By 1996, the complete nucleotide sequence of the virulent Kabete “O” strain of rinderpest had been obtained by Michael Baron and co-workers. This could now be compared to that of the vaccine strain derived from it by Plowright and Ferris in 1962, that had been sequenced earlier, Despite the very different pathogenivities of the two viruses, there were only 87 base changes between them. It was interesting that the Kabete strain – isolated in Kenya in 1910 – had been passaged by animal-to-animal transfer since then, and only 10 times since the derivation of the vaccine strain from it. This provides a rare resource for determination of the determinants of pathogenicity.
The Food and Agriculture Organisation (FAO) has a Division of Animal Production and Health: their web site details a campaign known as the Global Rinderpest Eradication Programme (GREP), which has been going since 1994. This had succeeded in reducing outbreaks to being small and infrequent by the late 1990s. The last confirmed case of rinderpest was reported in Kenya in 2001. Final vaccinations were given in 2006; the last surveillance operations in 2009 failed to find any evidence of the disease.
By 14th October 2010, the BBC News site had this to say:
“The eradication of the virus has been described as the biggest achievement in veterinary history and one which will save the lives and livelihoods of millions of the poorest people in the world….”
If confirmed, rinderpest would become only the second viral disease – after smallpox – to have been eliminated by humans.”
A news item from the FAO site dated 25 May 2011, declared that:
“The national Delegates of Members of the World Organisation for Animal Health (OIE) declared today that rinderpest, one of the deadliest diseases of cattle and of several other animal species, is now eradicated from the surface of the earth.
At the organisation’s 79th annual General Session in Paris, France the national Delegates of OIE Members unanimously adopted Resolution 18/2011 which officially recognized, following thorough control by the OIE with the support of FAO, that all 198 countries and territories with rinderpest-susceptible animals in the world are free of the disease”.
When commenting on the significance of the achievement, John Anderson, the head of the FAO, described GREP’s announcement that rinderpest had been eradicated as:
“The biggest achievement of veterinary history“.
Like the smallpox eradication, even though much of the campaign happened in the era of modern virology, it was classical virological and disease control measures that were responsible for the success of the operation – with some assistance from molecular diagnostics towards the end.
This is only the second viral disease, ever, to have been eliminated.

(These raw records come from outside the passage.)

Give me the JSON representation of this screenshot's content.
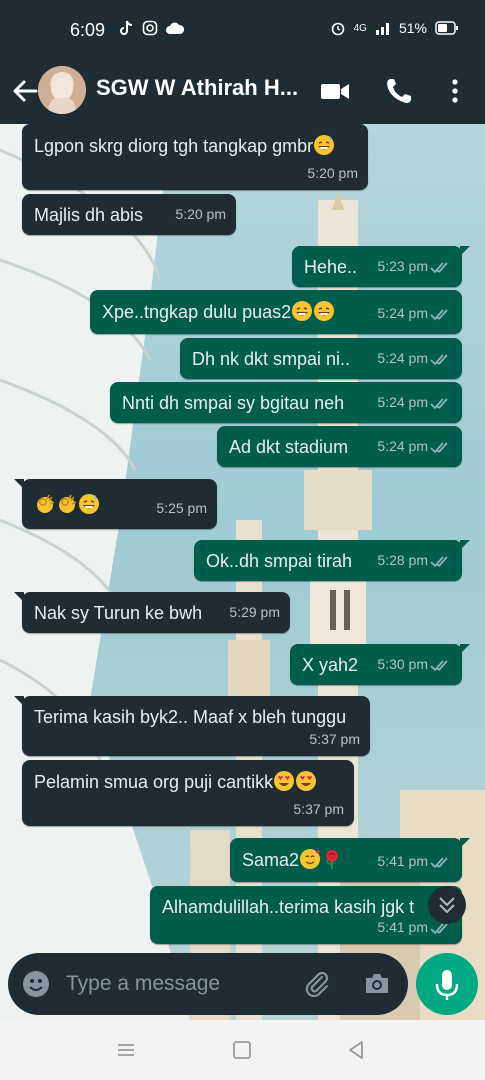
{
  "status_bar": {
    "time": "6:09",
    "network": "4G",
    "battery": "51%"
  },
  "header": {
    "contact_name": "SGW W Athirah H..."
  },
  "messages": [
    {
      "dir": "in",
      "text": "Lgpon skrg diorg tgh tangkap gmbr",
      "emoji": [
        "sweat-smile"
      ],
      "time": "5:20 pm"
    },
    {
      "dir": "in",
      "text": "Majlis dh abis",
      "emoji": [],
      "time": "5:20 pm"
    },
    {
      "dir": "out",
      "text": "Hehe..",
      "emoji": [],
      "time": "5:23 pm"
    },
    {
      "dir": "out",
      "text": "Xpe..tngkap dulu puas2",
      "emoji": [
        "grin",
        "grin"
      ],
      "time": "5:24 pm"
    },
    {
      "dir": "out",
      "text": "Dh nk dkt smpai ni..",
      "emoji": [],
      "time": "5:24 pm"
    },
    {
      "dir": "out",
      "text": "Nnti dh smpai sy bgitau neh",
      "emoji": [],
      "time": "5:24 pm"
    },
    {
      "dir": "out",
      "text": "Ad dkt stadium",
      "emoji": [],
      "time": "5:24 pm"
    },
    {
      "dir": "in",
      "text": "",
      "emoji": [
        "ok-hand",
        "ok-hand",
        "sweat-smile"
      ],
      "time": "5:25 pm"
    },
    {
      "dir": "out",
      "text": "Ok..dh smpai tirah",
      "emoji": [],
      "time": "5:28 pm"
    },
    {
      "dir": "in",
      "text": "Nak sy Turun ke bwh",
      "emoji": [],
      "time": "5:29 pm"
    },
    {
      "dir": "out",
      "text": "X yah2",
      "emoji": [],
      "time": "5:30 pm"
    },
    {
      "dir": "in",
      "text": "Terima kasih byk2.. Maaf x bleh tunggu",
      "emoji": [],
      "time": "5:37 pm"
    },
    {
      "dir": "in",
      "text": "Pelamin smua org puji cantikk",
      "emoji": [
        "heart-eyes",
        "heart-eyes"
      ],
      "time": "5:37 pm"
    },
    {
      "dir": "out",
      "text": "Sama2",
      "emoji": [
        "smiling-hearts",
        "rose"
      ],
      "time": "5:41 pm"
    },
    {
      "dir": "out",
      "text": "Alhamdulillah..terima kasih jgk t",
      "emoji": [],
      "time": "5:41 pm"
    }
  ],
  "composer": {
    "placeholder": "Type a message"
  },
  "colors": {
    "header": "#1f2c34",
    "incoming_bubble": "#1f2c34",
    "outgoing_bubble": "#005c4b",
    "accent": "#00a884",
    "ticks": "#8fb3bd"
  }
}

And how was this possible? Unlike smallpox, which has only humans as a natural and reservoir host (although it almost certainly also got into us from animals), rinderpest attacked a wider range of hosts. However, it seemed mainly to have a reservoir in domesticated cattle, and it did not have an arthropod vector; moreover, the vaccine was cheap and effective.
This is momentous news: we may well have succeeded in ridding the planet of what has been a very significant disease of livestock and of wild animals, which has caused untold agricultural loss throughout recorded history, and which has resulted in enormous human hardship as well.
We have also made a natural species go extinct – but it won’t be missed. Like smallpox, it was completely sequenced some time ago, so we could theoretically recreate it if we ever needed to.